Some things that I was expecting from the first night that delivered in droves: high energy and excitement, lots of conversation, and enthusiasm for the cause (in this case looking at future employment trends in Canada). Hackers traveled in from hundreds of kilometres away to attend this event and they were excited to meet new people and learn more about the projects. The energy in the room was infectious. I was also happy to see such a range of voices and ideas - from the pitches to the subject experts to the data enthusiasts themselves, the space felt inclusive and diverse. 

Some things I didn't expect: everyone is so friendly! I'm a natural introvert and am always hesitant about any event that involves 'networking' in any form. Here I felt included and welcomed from the start. Everyone I talked to was excited and passionate, not only about hacking but about innovative ways to look at the future of work in Canada. 

I was also impressed by the food. That may be a weird thing to focus on, but I've heard that hackathons are all about pizza and red bull but was happy to see fruit and vegetables and a variety of plates of food that were delicious. And yes, there was definitely coffee! 

The pitches were a definite highlight. Having the 15 groups who proposed the chosen weekend projects here to pitch them in person was a really great way to start. The passion people felt about their projects was palpable. Again, the enthusiasm! 

Once pitches were done, hackers had the chance to shop around a bit. The projects and their creators were all in different areas around the space and the data enthusiasts could move freely around to ask more questions and hear more details about what the project creator envisioned for the solution. 

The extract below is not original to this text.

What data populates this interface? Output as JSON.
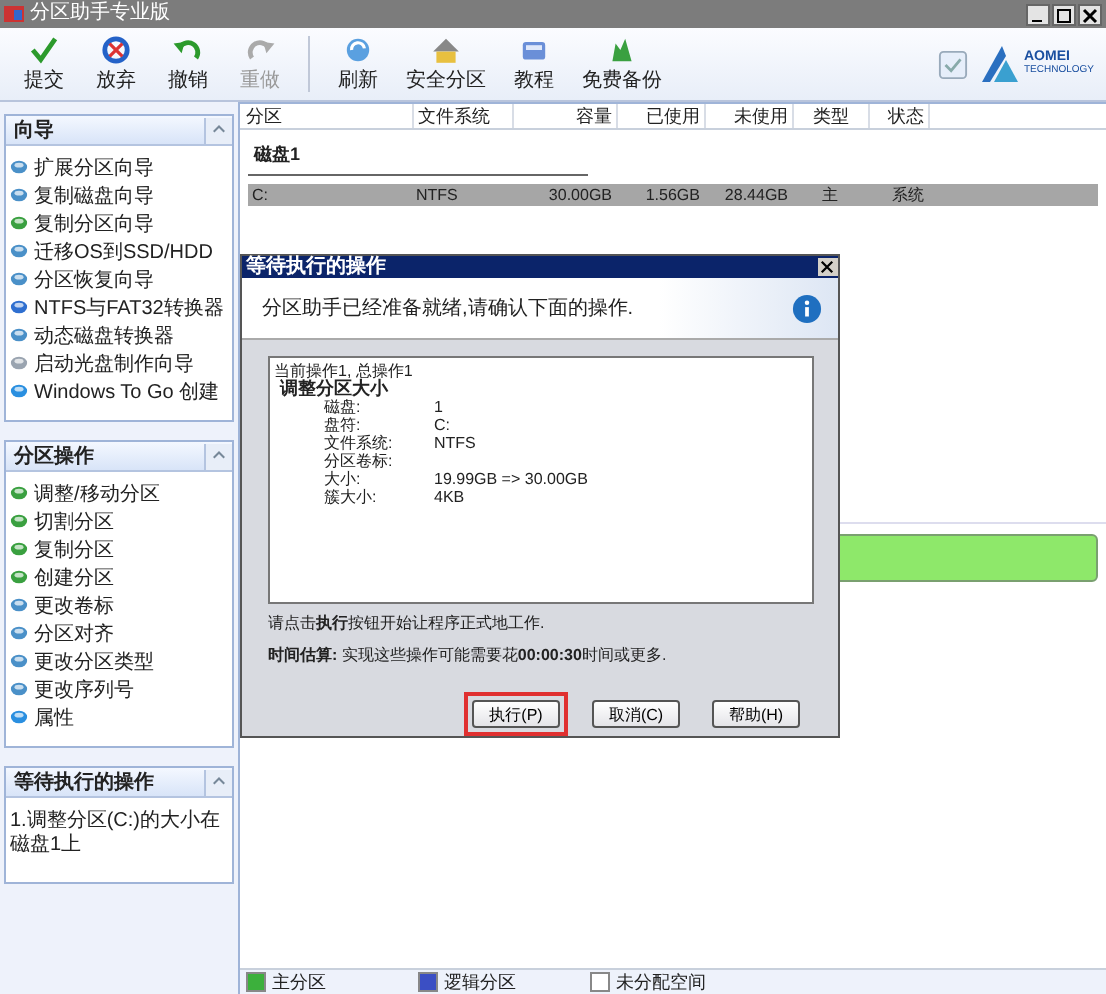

Once everyone had a chance to visit the potential projects, teams began to assemble and got down to work. In all, 9 projects were chosen and teams worked late into the night (some were bouncing ideas back and forth on Slack until 4am!). 

What's next?

Now it's the morning of day 2 and teams are slowly reassembling here in the space. Looking forward to hearing more about where teams are at and why the groups chose the projects they did. 

Chelsea Robinson-Sharman, #HackFoW Volunteer